**Exercise requirements**
All of the data is to be copied without a single change.
====== Input material ======
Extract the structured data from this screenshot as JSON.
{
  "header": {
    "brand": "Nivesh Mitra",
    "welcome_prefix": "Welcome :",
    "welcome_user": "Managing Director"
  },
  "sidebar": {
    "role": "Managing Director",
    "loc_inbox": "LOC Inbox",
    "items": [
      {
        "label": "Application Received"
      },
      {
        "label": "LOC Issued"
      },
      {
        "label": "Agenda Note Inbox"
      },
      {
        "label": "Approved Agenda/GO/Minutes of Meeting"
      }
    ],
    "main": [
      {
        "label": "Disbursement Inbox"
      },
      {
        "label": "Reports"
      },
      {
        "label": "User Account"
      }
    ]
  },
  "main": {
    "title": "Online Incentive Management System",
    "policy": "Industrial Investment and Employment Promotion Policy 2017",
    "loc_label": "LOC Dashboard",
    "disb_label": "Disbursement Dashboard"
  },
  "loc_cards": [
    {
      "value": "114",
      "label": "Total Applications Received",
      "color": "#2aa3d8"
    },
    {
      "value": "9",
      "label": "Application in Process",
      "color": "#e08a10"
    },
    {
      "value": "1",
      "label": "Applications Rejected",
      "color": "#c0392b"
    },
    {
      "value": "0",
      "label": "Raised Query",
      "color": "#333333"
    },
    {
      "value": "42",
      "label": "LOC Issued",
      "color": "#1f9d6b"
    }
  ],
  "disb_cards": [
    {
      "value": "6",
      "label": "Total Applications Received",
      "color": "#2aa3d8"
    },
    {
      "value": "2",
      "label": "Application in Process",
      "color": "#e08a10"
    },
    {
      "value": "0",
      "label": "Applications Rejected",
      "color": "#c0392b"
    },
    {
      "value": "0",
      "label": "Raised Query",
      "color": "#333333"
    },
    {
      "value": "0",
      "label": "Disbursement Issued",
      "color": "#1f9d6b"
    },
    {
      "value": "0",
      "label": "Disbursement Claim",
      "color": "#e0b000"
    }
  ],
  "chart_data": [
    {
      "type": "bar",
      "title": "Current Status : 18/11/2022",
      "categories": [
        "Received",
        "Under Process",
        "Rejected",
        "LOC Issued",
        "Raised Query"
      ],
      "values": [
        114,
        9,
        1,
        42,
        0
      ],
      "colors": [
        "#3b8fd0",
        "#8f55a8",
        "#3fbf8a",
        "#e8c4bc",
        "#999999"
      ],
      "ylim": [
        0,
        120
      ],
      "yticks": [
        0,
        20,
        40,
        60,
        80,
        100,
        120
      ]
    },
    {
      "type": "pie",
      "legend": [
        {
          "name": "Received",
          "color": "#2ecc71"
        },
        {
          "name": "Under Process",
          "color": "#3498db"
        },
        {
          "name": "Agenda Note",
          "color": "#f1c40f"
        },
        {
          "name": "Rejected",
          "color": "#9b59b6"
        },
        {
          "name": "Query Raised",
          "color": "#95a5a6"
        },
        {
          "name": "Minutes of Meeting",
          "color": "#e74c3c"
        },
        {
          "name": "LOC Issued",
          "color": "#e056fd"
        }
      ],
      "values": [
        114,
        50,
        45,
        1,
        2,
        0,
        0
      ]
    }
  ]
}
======
**Exercise solution**
Extract the structured data from this screenshot as JSON.
{
  "header": {
    "brand": "Nivesh Mitra",
    "welcome_prefix": "Welcome :",
    "welcome_user": "Managing Director"
  },
  "sidebar": {
    "role": "Managing Director",
    "loc_inbox": "LOC Inbox",
    "items": [
      {
        "label": "Application Received"
      },
      {
        "label": "LOC Issued"
      },
      {
        "label": "Agenda Note Inbox"
      },
      {
        "label": "Approved Agenda/GO/Minutes of Meeting"
      }
    ],
    "main": [
      {
        "label": "Disbursement Inbox"
      },
      {
        "label": "Reports"
      },
      {
        "label": "User Account"
      }
    ]
  },
  "main": {
    "title": "Online Incentive Management System",
    "policy": "Industrial Investment and Employment Promotion Policy 2017",
    "loc_label": "LOC Dashboard",
    "disb_label": "Disbursement Dashboard"
  },
  "loc_cards": [
    {
      "value": "114",
      "label": "Total Applications Received",
      "color": "#2aa3d8"
    },
    {
      "value": "9",
      "label": "Application in Process",
      "color": "#e08a10"
    },
    {
      "value": "1",
      "label": "Applications Rejected",
      "color": "#c0392b"
    },
    {
      "value": "0",
      "label": "Raised Query",
      "color": "#333333"
    },
    {
      "value": "42",
      "label": "LOC Issued",
      "color": "#1f9d6b"
    }
  ],
  "disb_cards": [
    {
      "value": "6",
      "label": "Total Applications Received",
      "color": "#2aa3d8"
    },
    {
      "value": "2",
      "label": "Application in Process",
      "color": "#e08a10"
    },
    {
      "value": "0",
      "label": "Applications Rejected",
      "color": "#c0392b"
    },
    {
      "value": "0",
      "label": "Raised Query",
      "color": "#333333"
    },
    {
      "value": "0",
      "label": "Disbursement Issued",
      "color": "#1f9d6b"
    },
    {
      "value": "0",
      "label": "Disbursement Claim",
      "color": "#e0b000"
    }
  ],
  "chart_data": [
    {
      "type": "bar",
      "title": "Current Status : 18/11/2022",
      "categories": [
        "Received",
        "Under Process",
        "Rejected",
        "LOC Issued",
        "Raised Query"
      ],
      "values": [
        114,
        9,
        1,
        42,
        0
      ],
      "colors": [
        "#3b8fd0",
        "#8f55a8",
        "#3fbf8a",
        "#e8c4bc",
        "#999999"
      ],
      "ylim": [
        0,
        120
      ],
      "yticks": [
        0,
        20,
        40,
        60,
        80,
        100,
        120
      ]
    },
    {
      "type": "pie",
      "legend": [
        {
          "name": "Received",
          "color": "#2ecc71"
        },
        {
          "name": "Under Process",
          "color": "#3498db"
        },
        {
          "name": "Agenda Note",
          "color": "#f1c40f"
        },
        {
          "name": "Rejected",
          "color": "#9b59b6"
        },
        {
          "name": "Query Raised",
          "color": "#95a5a6"
        },
        {
          "name": "Minutes of Meeting",
          "color": "#e74c3c"
        },
        {
          "name": "LOC Issued",
          "color": "#e056fd"
        }
      ],
      "values": [
        114,
        50,
        45,
        1,
        2,
        0,
        0
      ]
    }
  ]
}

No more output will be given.